Wow!  The New Jersey Open certainly answered our questions, and ended with a stunning defeat of World #72 by a player without an ITTF ranking.  But it opened up the obvious follow-up questions, ‘Are there any more like you at home?’ and ‘When are you coming back?’  It’s back in the truck with the tournament gear and on to prepare for the next tournament for your NATT staff, the US Open and the Junior Olympics upcoming in July and the Eastern Open at this very same site in August.  But it’s doubtful that we are going to forget the New Jersey Open and the impressive game of Wang Bo!

 

2006 New Jersey Open on the 2006 Stiga North American Tour

Event Name

Champion

Finalist

Open Singles
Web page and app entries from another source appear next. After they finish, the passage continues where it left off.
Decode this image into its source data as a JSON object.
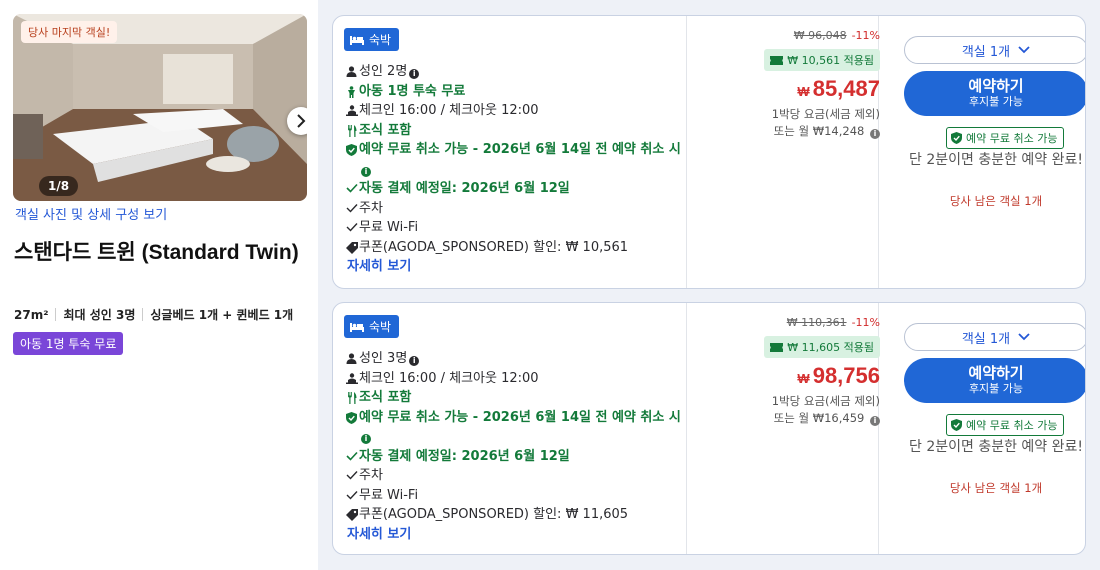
{
  "room": {
    "photo_badge": "당사 마지막 객실!",
    "photo_counter": "1/8",
    "photo_link": "객실 사진 및 상세 구성 보기",
    "title": "스탠다드 트윈 (Standard Twin)",
    "specs": [
      "27m²",
      "최대 성인 3명",
      "싱글베드 1개 + 퀸베드 1개"
    ],
    "tag": "아동 1명 투숙 무료"
  },
  "offers": [
    {
      "stay_type": "숙박",
      "features": [
        {
          "icon": "person-icon",
          "text": "성인 2명",
          "info": true,
          "green": false
        },
        {
          "icon": "child-icon",
          "text": "아동 1명 투숙 무료",
          "info": false,
          "green": true
        },
        {
          "icon": "checkin-icon",
          "text": "체크인 16:00 / 체크아웃 12:00",
          "info": false,
          "green": false
        },
        {
          "icon": "fork-knife-icon",
          "text": "조식 포함",
          "info": false,
          "green": true
        },
        {
          "icon": "shield-icon",
          "text": "예약 무료 취소 가능 - 2026년 6월 14일 전 예약 취소 시",
          "info": true,
          "green": true
        },
        {
          "icon": "check-icon",
          "text": "자동 결제 예정일: 2026년 6월 12일",
          "info": false,
          "green": true
        },
        {
          "icon": "check-icon",
          "text": "주차",
          "info": false,
          "green": false
        },
        {
          "icon": "check-icon",
          "text": "무료 Wi-Fi",
          "info": false,
          "green": false
        },
        {
          "icon": "tag-icon",
          "text": "쿠폰(AGODA_SPONSORED) 할인: ₩ 10,561",
          "info": false,
          "green": false
        }
      ],
      "more_link": "자세히 보기",
      "old_price": "₩ 96,048",
      "discount": "-11%",
      "coupon": "₩ 10,561 적용됨",
      "currency": "₩",
      "price": "85,487",
      "price_note_1": "1박당 요금(세금 제외)",
      "price_note_2": "또는 월 ₩14,248",
      "room_select": "객실 1개",
      "book_label": "예약하기",
      "book_sub": "후지불 가능",
      "cancel_badge": "예약 무료 취소 가능",
      "quick_note": "단 2분이면 충분한 예약 완료!",
      "left_note": "당사 남은 객실 1개"
    },
    {
      "stay_type": "숙박",
      "features": [
        {
          "icon": "person-icon",
          "text": "성인 3명",
          "info": true,
          "green": false
        },
        {
          "icon": "checkin-icon",
          "text": "체크인 16:00 / 체크아웃 12:00",
          "info": false,
          "green": false
        },
        {
          "icon": "fork-knife-icon",
          "text": "조식 포함",
          "info": false,
          "green": true
        },
        {
          "icon": "shield-icon",
          "text": "예약 무료 취소 가능 - 2026년 6월 14일 전 예약 취소 시",
          "info": true,
          "green": true
        },
        {
          "icon": "check-icon",
          "text": "자동 결제 예정일: 2026년 6월 12일",
          "info": false,
          "green": true
        },
        {
          "icon": "check-icon",
          "text": "주차",
          "info": false,
          "green": false
        },
        {
          "icon": "check-icon",
          "text": "무료 Wi-Fi",
          "info": false,
          "green": false
        },
        {
          "icon": "tag-icon",
          "text": "쿠폰(AGODA_SPONSORED) 할인: ₩ 11,605",
          "info": false,
          "green": false
        }
      ],
      "more_link": "자세히 보기",
      "old_price": "₩ 110,361",
      "discount": "-11%",
      "coupon": "₩ 11,605 적용됨",
      "currency": "₩",
      "price": "98,756",
      "price_note_1": "1박당 요금(세금 제외)",
      "price_note_2": "또는 월 ₩16,459",
      "room_select": "객실 1개",
      "book_label": "예약하기",
      "book_sub": "후지불 가능",
      "cancel_badge": "예약 무료 취소 가능",
      "quick_note": "단 2분이면 충분한 예약 완료!",
      "left_note": "당사 남은 객실 1개"
    }
  ],
  "colors": {
    "brand_blue": "#2067d6",
    "link_blue": "#2458d6",
    "green": "#137a3a",
    "price_red": "#d42f2f",
    "purple_tag": "#7a46d8"
  }
}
Wang Bo

Thomas Keinath

Women’s RR Wang Chen Lily Yip

Ying/Lo Junior Competitions Under 22 Men’s RR

Joji Yamazaki

Amaresh Sahu

Ying/Lo Junior Competitions Under 22 Women’s RR Alison Wu Shuwei Wang

Ying/Lo Junior Competitions Under 18 Boys RR

Joseph Wang

Amaresh Sahu

Ying/Lo Junior Competitions Under 18 Girls RR Tammy Gu Christina Divita

Ying/Lo Junior Competitions Under 16 Boys RR

Tanyo Sakuraba

Kevin Lee

Ying/Lo Junior Competitions Under 16 Girls RR

Isabella Chen

Annie Guo

Ying/Lo Junior Competitions U13 Boys RR

Vikash Sahu

Kevin Cheung

Ying/Lo Junior Competitions U13 Girls RR

Emily Yang

Olivia Cheng

Ying/Lo Junior Competitions U10 Boys RR

Andrew Chen

Brian Qiu

Ying/Lo Junior Competitions U10 Girls RR Tina Lin Mackenzie Friend

Feingold Memorial Over 40 RR

Barry Dattel

Larry Bavly

Feingold Memorial Over 50 RR Lim Ming Chui David Sakai
Feingold Memorial Over 60 RR Daniel Green Gary Gudzenko

Under 2500 SE

Didi De Souza

Joji Yamazaki

Under 2375 RR

Raghu Nadmichettu

John Mark Wetzler

Under 2250 RR

Larry Bavly

Vladimir Poradich

Under 2125 RR

Joseph Wang

Da Tang

Under 2000 RR

Alan Lin

Marco Monzon

Under 1850 RR

Martin Ackerman

Marty Theil

Under 1700 RR

Martin Ackerman

Mark Croitoroo

Under 1550 RR

Ramon Barrera

Eugene Golant

Under 1400 RR

Amol Naiksatam

Ramon Barrera

Under 1250 RR

Asif Hussain

Amar Desai

Under 1100 RR

Angel Alicea

Ramita Dewan

Under 950 RR

Fritz Gunther

Samuel Godoy Jr.

Under 800/Unrated RR

Kevin Cheung

Samuel Godoy Jr.

Under 4200 Doubles SE

Raghu Nadmichettu & Rohan Gilkes

Marius Wechsler & Sam Mookherjee

Under 3200 Doubles SE

Emile Goldstein & Mark Croitoroo

Daniel Stadden & Mark Fryberger